Retrieve every line from the records in which the word "Date" occurs.

_Given information_.
BEGIN
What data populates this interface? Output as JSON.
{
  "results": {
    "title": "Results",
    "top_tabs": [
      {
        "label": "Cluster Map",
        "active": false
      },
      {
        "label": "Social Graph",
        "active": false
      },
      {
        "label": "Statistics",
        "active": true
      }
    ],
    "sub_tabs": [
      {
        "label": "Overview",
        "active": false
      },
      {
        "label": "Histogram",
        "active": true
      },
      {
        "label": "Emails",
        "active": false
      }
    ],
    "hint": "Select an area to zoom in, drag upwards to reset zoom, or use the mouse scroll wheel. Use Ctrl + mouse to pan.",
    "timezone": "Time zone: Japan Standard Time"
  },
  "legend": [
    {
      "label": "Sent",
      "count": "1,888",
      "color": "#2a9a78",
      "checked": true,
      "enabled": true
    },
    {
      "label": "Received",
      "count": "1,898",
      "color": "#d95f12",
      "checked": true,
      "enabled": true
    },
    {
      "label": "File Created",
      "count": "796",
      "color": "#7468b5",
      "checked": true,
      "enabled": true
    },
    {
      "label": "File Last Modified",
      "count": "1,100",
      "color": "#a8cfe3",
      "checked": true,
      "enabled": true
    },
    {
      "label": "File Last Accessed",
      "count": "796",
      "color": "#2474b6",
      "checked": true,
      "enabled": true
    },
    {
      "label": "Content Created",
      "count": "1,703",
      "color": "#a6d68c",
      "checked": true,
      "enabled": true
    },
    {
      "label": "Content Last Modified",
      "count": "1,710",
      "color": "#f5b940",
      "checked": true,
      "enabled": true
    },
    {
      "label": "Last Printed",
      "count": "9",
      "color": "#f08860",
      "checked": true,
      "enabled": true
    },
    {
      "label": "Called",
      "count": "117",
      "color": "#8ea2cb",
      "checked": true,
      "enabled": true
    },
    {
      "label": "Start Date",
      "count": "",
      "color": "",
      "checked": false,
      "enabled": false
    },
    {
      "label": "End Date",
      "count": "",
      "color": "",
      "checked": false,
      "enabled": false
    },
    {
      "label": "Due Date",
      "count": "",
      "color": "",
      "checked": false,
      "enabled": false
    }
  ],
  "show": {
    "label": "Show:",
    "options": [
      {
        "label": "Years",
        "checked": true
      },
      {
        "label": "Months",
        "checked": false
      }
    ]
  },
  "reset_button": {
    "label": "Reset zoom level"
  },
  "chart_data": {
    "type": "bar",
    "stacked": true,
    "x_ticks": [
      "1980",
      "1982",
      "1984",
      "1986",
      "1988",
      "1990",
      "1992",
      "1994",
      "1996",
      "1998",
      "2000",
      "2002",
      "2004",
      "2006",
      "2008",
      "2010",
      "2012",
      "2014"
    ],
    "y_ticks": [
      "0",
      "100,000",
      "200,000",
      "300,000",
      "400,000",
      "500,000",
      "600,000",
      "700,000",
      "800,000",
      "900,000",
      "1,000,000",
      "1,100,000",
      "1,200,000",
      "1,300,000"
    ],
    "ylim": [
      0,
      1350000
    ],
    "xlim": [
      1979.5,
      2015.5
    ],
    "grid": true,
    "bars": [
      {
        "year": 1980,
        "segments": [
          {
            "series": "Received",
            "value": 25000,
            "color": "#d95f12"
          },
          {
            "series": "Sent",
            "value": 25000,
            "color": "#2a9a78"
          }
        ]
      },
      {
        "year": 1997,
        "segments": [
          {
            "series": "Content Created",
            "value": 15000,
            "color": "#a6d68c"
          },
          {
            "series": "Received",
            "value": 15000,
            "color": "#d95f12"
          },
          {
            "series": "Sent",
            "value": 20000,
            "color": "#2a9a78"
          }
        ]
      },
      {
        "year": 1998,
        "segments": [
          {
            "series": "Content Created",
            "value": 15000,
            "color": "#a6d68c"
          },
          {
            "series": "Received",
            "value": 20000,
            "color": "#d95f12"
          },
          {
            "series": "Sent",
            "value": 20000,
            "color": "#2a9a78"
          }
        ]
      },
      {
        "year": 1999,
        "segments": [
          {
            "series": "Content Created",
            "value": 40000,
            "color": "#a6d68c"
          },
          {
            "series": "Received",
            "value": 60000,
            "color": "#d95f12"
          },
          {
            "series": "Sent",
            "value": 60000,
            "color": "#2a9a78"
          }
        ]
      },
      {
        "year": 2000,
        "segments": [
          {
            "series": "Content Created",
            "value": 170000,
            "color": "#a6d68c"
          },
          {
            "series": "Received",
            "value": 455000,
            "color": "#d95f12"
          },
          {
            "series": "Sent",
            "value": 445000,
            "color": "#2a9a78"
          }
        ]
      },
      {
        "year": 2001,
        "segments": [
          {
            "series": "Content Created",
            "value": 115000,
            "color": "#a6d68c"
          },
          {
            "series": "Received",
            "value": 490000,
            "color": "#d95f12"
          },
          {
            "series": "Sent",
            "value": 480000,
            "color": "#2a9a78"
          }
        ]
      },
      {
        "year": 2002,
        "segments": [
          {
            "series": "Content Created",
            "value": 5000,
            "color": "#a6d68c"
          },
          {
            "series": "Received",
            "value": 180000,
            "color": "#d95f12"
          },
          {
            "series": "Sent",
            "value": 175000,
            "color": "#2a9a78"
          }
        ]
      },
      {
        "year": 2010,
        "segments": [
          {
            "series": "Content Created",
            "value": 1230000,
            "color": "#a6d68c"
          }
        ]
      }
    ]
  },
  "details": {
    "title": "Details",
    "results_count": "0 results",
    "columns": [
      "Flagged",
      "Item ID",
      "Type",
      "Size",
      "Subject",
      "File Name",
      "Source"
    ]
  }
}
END
_Result_.
      "label": "Start Date",
      "label": "End Date",
      "label": "Due Date",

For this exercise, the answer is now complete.